Just as pitchers have always tried to throw the ball harder, batters have long sought reliable ways to accelerate their swing without sacrificing mechanics.

“When everyone throws 100 [mph] now,” Muncy said, “we need to be able to catch up.”

What’s different about Driveline’s new system, Van Scoyoc says, is its ability to compile mountains of swing data and incorporate the information into newly developed training techniques.

“I just think the way it’s organized and tracked is what’s new about it,” Van Scoyoc said. “It’s just a matter of being a little bit more informed about where the boys are.”

Some of the hitters who contacted the Dodgers about going to Driveline this winter simply went with the suggestion.

“My employer told me I had to go,” Betts said of his trip, which led him to gain 8 pounds in the spring. “There’s only one way to find out, but so far I’m definitely a lot stronger and a little bit beefed up, so we’ll see how it goes.”

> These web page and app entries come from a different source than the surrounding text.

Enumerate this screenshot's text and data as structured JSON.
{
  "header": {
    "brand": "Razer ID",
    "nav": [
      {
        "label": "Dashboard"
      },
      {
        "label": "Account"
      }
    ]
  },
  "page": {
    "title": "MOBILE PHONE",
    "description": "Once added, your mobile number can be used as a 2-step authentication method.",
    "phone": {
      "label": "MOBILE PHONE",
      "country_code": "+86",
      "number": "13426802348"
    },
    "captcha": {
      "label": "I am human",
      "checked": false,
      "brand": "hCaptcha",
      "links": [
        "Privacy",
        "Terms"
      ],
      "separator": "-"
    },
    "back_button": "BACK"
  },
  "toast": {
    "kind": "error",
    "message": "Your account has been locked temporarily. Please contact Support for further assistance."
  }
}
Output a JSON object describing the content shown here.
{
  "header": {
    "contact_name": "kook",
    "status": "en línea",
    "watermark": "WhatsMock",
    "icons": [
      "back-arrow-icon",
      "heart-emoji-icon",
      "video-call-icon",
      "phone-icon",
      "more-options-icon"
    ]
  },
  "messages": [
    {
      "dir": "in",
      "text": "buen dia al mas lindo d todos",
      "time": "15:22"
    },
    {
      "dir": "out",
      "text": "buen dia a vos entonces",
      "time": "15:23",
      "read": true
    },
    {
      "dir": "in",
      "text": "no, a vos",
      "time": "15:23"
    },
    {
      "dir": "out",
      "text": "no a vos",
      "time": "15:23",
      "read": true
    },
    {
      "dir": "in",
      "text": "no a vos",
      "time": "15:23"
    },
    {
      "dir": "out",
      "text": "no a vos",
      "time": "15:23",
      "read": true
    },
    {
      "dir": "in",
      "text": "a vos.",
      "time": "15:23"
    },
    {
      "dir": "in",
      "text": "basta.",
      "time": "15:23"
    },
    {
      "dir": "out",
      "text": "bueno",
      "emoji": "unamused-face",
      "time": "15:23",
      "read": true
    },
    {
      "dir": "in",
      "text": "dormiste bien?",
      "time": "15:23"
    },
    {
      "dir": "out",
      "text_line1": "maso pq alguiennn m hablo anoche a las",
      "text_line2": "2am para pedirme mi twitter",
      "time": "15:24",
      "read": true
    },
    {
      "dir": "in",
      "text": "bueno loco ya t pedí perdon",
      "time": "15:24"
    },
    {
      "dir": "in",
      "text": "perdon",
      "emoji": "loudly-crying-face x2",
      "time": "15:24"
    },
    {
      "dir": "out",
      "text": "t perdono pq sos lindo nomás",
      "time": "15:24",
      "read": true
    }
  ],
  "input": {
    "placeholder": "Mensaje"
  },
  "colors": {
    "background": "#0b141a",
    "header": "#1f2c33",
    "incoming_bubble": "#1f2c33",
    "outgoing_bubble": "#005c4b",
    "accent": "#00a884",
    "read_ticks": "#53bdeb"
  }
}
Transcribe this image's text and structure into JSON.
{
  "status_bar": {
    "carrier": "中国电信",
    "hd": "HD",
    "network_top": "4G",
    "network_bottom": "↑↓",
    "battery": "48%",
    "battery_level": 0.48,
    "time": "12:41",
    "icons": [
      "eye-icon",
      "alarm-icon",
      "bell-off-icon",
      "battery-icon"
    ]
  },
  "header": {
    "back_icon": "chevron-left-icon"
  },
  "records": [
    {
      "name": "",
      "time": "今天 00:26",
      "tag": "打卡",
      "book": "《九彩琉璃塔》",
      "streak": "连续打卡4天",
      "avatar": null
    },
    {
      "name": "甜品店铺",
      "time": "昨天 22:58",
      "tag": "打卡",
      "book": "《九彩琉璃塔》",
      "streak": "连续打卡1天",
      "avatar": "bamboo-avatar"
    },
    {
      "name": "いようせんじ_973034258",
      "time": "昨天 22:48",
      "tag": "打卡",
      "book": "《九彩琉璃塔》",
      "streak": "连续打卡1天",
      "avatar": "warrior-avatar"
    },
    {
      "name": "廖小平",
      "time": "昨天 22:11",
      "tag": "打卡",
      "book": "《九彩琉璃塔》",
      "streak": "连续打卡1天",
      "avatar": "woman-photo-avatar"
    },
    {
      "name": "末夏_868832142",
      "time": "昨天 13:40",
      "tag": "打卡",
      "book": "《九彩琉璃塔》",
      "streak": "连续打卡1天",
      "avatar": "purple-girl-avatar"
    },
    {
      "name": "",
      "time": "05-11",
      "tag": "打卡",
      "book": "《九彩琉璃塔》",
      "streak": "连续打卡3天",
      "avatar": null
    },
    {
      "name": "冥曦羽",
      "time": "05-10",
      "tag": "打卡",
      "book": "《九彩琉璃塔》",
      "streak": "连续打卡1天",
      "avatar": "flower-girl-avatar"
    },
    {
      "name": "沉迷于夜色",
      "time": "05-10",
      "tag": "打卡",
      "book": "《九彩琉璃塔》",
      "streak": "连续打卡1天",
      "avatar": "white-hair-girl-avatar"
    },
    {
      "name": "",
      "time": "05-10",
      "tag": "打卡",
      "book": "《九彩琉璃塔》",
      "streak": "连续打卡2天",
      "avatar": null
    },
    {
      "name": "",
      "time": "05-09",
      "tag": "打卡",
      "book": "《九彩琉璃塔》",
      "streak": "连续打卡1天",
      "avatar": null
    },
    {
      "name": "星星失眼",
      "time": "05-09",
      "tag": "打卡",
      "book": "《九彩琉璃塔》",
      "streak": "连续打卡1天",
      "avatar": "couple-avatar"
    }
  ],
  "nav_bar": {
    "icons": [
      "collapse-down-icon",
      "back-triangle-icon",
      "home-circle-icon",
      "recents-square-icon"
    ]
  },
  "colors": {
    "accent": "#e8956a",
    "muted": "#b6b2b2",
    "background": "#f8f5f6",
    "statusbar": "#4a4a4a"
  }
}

Mookie Betts attends batting practice at Dodger Stadium on October 7th.

Mookie Betts attends batting practice at Dodger Stadium on October 7th.

(Marcio Jose Sanchez / Associated Press)

Others were intrigued by the opportunity.

“If you’re not using all the resources that are being given to you, you know what are you really doing?” Taylor said earlier this month. “I think it’s important to have an open mind, and some of these new things that we’re bringing into the game are obviously working and helping a lot of players. I think it would be very stubborn not to try.”

Taylor also noted the benefits of having such detailed swing data throughout the season for Dodgers coaches to evaluate.

“I think this information is very valuable,” Taylor said. “For me I keep things as simple as possible and I think it’s more valuable for our hitting coaches to tell me what to do.”

Lux, meanwhile, has seen dividends from his session, most notably a substantial 6mph increase in bat speed.

“I’m a visionary,” Lux said. “So if you put up a 3D image of my skeleton and what my body is actually doing, you can get a much better idea of ​​how to improve your swing.”

The Dodgers aren’t the only team hoping to capitalize on Driveline’s hitting program, which gained industry recognition last year after it was credited to St. Louis Cardinals third baseman Nolan Arenado during his MVP season.

Although it’s unclear how much it will affect their mid-season results, Van Scoyoc said he was encouraged by the early return.

“Oh yes,” he said. “You can see some real wins.”

The Dodgers’ hope is that the impact isn’t just limited to home runs, slugging percentage and bat speed.

Thanks to the off-season driveline trips, Van Scoyoc says the Dodgers can now conduct “more informed coaching” — with more data and techniques at their disposal for the upcoming season.

“I think it’s been pretty beneficial so far,” Muncy said. “I think everyone made their own thing out of it.”

https://www.latimes.com/sports/dodgers/story/2023-02-21/why-are-dodgers-obsessed-with-driveline Why Driveline Baseball is part of Dodgers’ hitting program

Emma Bowman

Emma Bowman is a USTimesPost U.S. News Reporter based in London. His focus is on U.S. politics and the environment. He has covered climate change extensively, as well as healthcare and crime. Emma Bowman joined USTimesPost in 2023 from the Daily Express and previously worked for Chemist and Druggist and the Jewish Chronicle. He is a graduate of Cambridge University. Languages: English. You can get in touch with me by emailing emma@ustimespost.com.

Related Articles

Back to top button